Top of Data for analysis

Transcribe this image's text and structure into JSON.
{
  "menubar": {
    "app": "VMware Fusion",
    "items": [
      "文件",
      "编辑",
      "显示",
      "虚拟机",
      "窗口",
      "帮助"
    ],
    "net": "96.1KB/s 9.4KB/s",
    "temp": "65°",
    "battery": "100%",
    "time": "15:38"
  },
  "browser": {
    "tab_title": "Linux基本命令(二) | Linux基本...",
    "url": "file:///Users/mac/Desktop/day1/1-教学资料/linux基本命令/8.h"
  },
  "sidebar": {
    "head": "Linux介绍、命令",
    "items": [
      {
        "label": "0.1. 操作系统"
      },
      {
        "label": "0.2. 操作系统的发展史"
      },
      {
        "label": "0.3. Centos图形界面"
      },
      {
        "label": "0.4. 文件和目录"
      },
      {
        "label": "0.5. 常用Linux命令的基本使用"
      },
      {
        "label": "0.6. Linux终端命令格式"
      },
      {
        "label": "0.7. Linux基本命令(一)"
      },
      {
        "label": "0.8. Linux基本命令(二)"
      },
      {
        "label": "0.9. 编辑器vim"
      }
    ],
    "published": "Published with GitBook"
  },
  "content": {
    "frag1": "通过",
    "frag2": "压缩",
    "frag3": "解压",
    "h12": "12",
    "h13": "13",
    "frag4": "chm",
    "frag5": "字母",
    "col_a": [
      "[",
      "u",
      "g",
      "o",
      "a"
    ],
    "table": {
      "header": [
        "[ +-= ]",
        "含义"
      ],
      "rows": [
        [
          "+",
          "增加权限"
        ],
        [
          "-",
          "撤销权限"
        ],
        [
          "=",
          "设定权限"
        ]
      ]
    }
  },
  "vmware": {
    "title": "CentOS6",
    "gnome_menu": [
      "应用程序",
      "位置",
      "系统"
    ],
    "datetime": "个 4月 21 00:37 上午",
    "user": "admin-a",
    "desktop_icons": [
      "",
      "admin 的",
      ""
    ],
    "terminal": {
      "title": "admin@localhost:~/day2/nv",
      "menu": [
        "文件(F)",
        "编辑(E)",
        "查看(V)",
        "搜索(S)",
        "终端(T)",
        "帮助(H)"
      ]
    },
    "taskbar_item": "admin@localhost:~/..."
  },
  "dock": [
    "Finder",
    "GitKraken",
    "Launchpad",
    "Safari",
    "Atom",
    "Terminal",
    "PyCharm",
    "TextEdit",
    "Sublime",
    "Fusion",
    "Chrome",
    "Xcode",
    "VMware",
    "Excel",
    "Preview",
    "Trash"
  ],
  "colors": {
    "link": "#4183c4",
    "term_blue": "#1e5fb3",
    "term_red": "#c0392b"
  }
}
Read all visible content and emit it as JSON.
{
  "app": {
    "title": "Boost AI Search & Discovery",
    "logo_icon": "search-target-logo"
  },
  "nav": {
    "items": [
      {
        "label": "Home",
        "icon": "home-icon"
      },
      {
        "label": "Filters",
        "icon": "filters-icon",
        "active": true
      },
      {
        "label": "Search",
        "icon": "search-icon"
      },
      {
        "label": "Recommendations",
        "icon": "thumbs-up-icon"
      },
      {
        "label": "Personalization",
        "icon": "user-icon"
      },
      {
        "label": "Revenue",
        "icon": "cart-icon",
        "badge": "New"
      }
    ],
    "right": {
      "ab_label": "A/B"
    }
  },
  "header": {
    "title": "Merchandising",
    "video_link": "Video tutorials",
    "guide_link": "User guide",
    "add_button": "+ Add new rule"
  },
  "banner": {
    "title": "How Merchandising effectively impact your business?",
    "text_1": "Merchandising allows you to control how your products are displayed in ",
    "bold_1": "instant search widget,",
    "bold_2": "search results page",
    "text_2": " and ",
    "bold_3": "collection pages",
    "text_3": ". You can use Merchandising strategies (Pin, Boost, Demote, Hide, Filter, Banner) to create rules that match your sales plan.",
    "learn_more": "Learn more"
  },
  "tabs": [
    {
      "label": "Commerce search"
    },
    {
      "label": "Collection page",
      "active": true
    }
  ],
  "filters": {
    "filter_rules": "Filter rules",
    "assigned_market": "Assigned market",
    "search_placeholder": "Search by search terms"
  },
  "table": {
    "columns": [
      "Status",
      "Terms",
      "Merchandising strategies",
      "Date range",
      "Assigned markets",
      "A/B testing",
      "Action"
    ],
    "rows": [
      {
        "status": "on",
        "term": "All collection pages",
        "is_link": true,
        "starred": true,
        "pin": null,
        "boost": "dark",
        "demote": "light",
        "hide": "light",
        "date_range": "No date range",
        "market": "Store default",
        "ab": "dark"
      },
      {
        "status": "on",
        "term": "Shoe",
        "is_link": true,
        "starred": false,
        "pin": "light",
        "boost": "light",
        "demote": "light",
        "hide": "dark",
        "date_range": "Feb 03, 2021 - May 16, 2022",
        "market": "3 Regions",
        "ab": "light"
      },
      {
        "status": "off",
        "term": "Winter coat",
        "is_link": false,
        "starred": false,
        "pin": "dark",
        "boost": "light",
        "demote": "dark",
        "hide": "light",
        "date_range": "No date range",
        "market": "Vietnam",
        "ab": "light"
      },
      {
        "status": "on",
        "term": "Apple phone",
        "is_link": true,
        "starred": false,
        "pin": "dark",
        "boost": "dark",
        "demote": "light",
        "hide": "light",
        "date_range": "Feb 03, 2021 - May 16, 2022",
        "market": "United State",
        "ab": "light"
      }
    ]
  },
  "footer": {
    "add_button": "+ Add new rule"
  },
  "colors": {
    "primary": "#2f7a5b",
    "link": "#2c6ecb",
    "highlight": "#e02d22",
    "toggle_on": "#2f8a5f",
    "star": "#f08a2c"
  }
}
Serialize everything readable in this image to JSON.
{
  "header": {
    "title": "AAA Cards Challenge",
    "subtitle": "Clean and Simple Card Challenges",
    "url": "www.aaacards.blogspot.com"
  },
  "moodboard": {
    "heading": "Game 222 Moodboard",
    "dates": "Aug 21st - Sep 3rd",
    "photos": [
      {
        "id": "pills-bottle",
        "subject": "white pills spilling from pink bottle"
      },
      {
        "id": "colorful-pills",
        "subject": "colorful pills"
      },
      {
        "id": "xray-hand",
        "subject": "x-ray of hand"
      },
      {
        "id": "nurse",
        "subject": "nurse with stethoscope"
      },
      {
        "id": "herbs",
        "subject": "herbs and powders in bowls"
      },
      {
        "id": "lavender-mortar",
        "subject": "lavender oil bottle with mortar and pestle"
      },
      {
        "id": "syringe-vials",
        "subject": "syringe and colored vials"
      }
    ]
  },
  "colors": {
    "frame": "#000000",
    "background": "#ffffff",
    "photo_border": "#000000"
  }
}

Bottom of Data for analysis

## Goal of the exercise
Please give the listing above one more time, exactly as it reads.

## Exercise solution
Transcribe this image's text and structure into JSON.
{
  "menubar": {
    "app": "VMware Fusion",
    "items": [
      "文件",
      "编辑",
      "显示",
      "虚拟机",
      "窗口",
      "帮助"
    ],
    "net": "96.1KB/s 9.4KB/s",
    "temp": "65°",
    "battery": "100%",
    "time": "15:38"
  },
  "browser": {
    "tab_title": "Linux基本命令(二) | Linux基本...",
    "url": "file:///Users/mac/Desktop/day1/1-教学资料/linux基本命令/8.h"
  },
  "sidebar": {
    "head": "Linux介绍、命令",
    "items": [
      {
        "label": "0.1. 操作系统"
      },
      {
        "label": "0.2. 操作系统的发展史"
      },
      {
        "label": "0.3. Centos图形界面"
      },
      {
        "label": "0.4. 文件和目录"
      },
      {
        "label": "0.5. 常用Linux命令的基本使用"
      },
      {
        "label": "0.6. Linux终端命令格式"
      },
      {
        "label": "0.7. Linux基本命令(一)"
      },
      {
        "label": "0.8. Linux基本命令(二)"
      },
      {
        "label": "0.9. 编辑器vim"
      }
    ],
    "published": "Published with GitBook"
  },
  "content": {
    "frag1": "通过",
    "frag2": "压缩",
    "frag3": "解压",
    "h12": "12",
    "h13": "13",
    "frag4": "chm",
    "frag5": "字母",
    "col_a": [
      "[",
      "u",
      "g",
      "o",
      "a"
    ],
    "table": {
      "header": [
        "[ +-= ]",
        "含义"
      ],
      "rows": [
        [
          "+",
          "增加权限"
        ],
        [
          "-",
          "撤销权限"
        ],
        [
          "=",
          "设定权限"
        ]
      ]
    }
  },
  "vmware": {
    "title": "CentOS6",
    "gnome_menu": [
      "应用程序",
      "位置",
      "系统"
    ],
    "datetime": "个 4月 21 00:37 上午",
    "user": "admin-a",
    "desktop_icons": [
      "",
      "admin 的",
      ""
    ],
    "terminal": {
      "title": "admin@localhost:~/day2/nv",
      "menu": [
        "文件(F)",
        "编辑(E)",
        "查看(V)",
        "搜索(S)",
        "终端(T)",
        "帮助(H)"
      ]
    },
    "taskbar_item": "admin@localhost:~/..."
  },
  "dock": [
    "Finder",
    "GitKraken",
    "Launchpad",
    "Safari",
    "Atom",
    "Terminal",
    "PyCharm",
    "TextEdit",
    "Sublime",
    "Fusion",
    "Chrome",
    "Xcode",
    "VMware",
    "Excel",
    "Preview",
    "Trash"
  ],
  "colors": {
    "link": "#4183c4",
    "term_blue": "#1e5fb3",
    "term_red": "#c0392b"
  }
}
Read all visible content and emit it as JSON.
{
  "app": {
    "title": "Boost AI Search & Discovery",
    "logo_icon": "search-target-logo"
  },
  "nav": {
    "items": [
      {
        "label": "Home",
        "icon": "home-icon"
      },
      {
        "label": "Filters",
        "icon": "filters-icon",
        "active": true
      },
      {
        "label": "Search",
        "icon": "search-icon"
      },
      {
        "label": "Recommendations",
        "icon": "thumbs-up-icon"
      },
      {
        "label": "Personalization",
        "icon": "user-icon"
      },
      {
        "label": "Revenue",
        "icon": "cart-icon",
        "badge": "New"
      }
    ],
    "right": {
      "ab_label": "A/B"
    }
  },
  "header": {
    "title": "Merchandising",
    "video_link": "Video tutorials",
    "guide_link": "User guide",
    "add_button": "+ Add new rule"
  },
  "banner": {
    "title": "How Merchandising effectively impact your business?",
    "text_1": "Merchandising allows you to control how your products are displayed in ",
    "bold_1": "instant search widget,",
    "bold_2": "search results page",
    "text_2": " and ",
    "bold_3": "collection pages",
    "text_3": ". You can use Merchandising strategies (Pin, Boost, Demote, Hide, Filter, Banner) to create rules that match your sales plan.",
    "learn_more": "Learn more"
  },
  "tabs": [
    {
      "label": "Commerce search"
    },
    {
      "label": "Collection page",
      "active": true
    }
  ],
  "filters": {
    "filter_rules": "Filter rules",
    "assigned_market": "Assigned market",
    "search_placeholder": "Search by search terms"
  },
  "table": {
    "columns": [
      "Status",
      "Terms",
      "Merchandising strategies",
      "Date range",
      "Assigned markets",
      "A/B testing",
      "Action"
    ],
    "rows": [
      {
        "status": "on",
        "term": "All collection pages",
        "is_link": true,
        "starred": true,
        "pin": null,
        "boost": "dark",
        "demote": "light",
        "hide": "light",
        "date_range": "No date range",
        "market": "Store default",
        "ab": "dark"
      },
      {
        "status": "on",
        "term": "Shoe",
        "is_link": true,
        "starred": false,
        "pin": "light",
        "boost": "light",
        "demote": "light",
        "hide": "dark",
        "date_range": "Feb 03, 2021 - May 16, 2022",
        "market": "3 Regions",
        "ab": "light"
      },
      {
        "status": "off",
        "term": "Winter coat",
        "is_link": false,
        "starred": false,
        "pin": "dark",
        "boost": "light",
        "demote": "dark",
        "hide": "light",
        "date_range": "No date range",
        "market": "Vietnam",
        "ab": "light"
      },
      {
        "status": "on",
        "term": "Apple phone",
        "is_link": true,
        "starred": false,
        "pin": "dark",
        "boost": "dark",
        "demote": "light",
        "hide": "light",
        "date_range": "Feb 03, 2021 - May 16, 2022",
        "market": "United State",
        "ab": "light"
      }
    ]
  },
  "footer": {
    "add_button": "+ Add new rule"
  },
  "colors": {
    "primary": "#2f7a5b",
    "link": "#2c6ecb",
    "highlight": "#e02d22",
    "toggle_on": "#2f8a5f",
    "star": "#f08a2c"
  }
}
Serialize everything readable in this image to JSON.
{
  "header": {
    "title": "AAA Cards Challenge",
    "subtitle": "Clean and Simple Card Challenges",
    "url": "www.aaacards.blogspot.com"
  },
  "moodboard": {
    "heading": "Game 222 Moodboard",
    "dates": "Aug 21st - Sep 3rd",
    "photos": [
      {
        "id": "pills-bottle",
        "subject": "white pills spilling from pink bottle"
      },
      {
        "id": "colorful-pills",
        "subject": "colorful pills"
      },
      {
        "id": "xray-hand",
        "subject": "x-ray of hand"
      },
      {
        "id": "nurse",
        "subject": "nurse with stethoscope"
      },
      {
        "id": "herbs",
        "subject": "herbs and powders in bowls"
      },
      {
        "id": "lavender-mortar",
        "subject": "lavender oil bottle with mortar and pestle"
      },
      {
        "id": "syringe-vials",
        "subject": "syringe and colored vials"
      }
    ]
  },
  "colors": {
    "frame": "#000000",
    "background": "#ffffff",
    "photo_border": "#000000"
  }
}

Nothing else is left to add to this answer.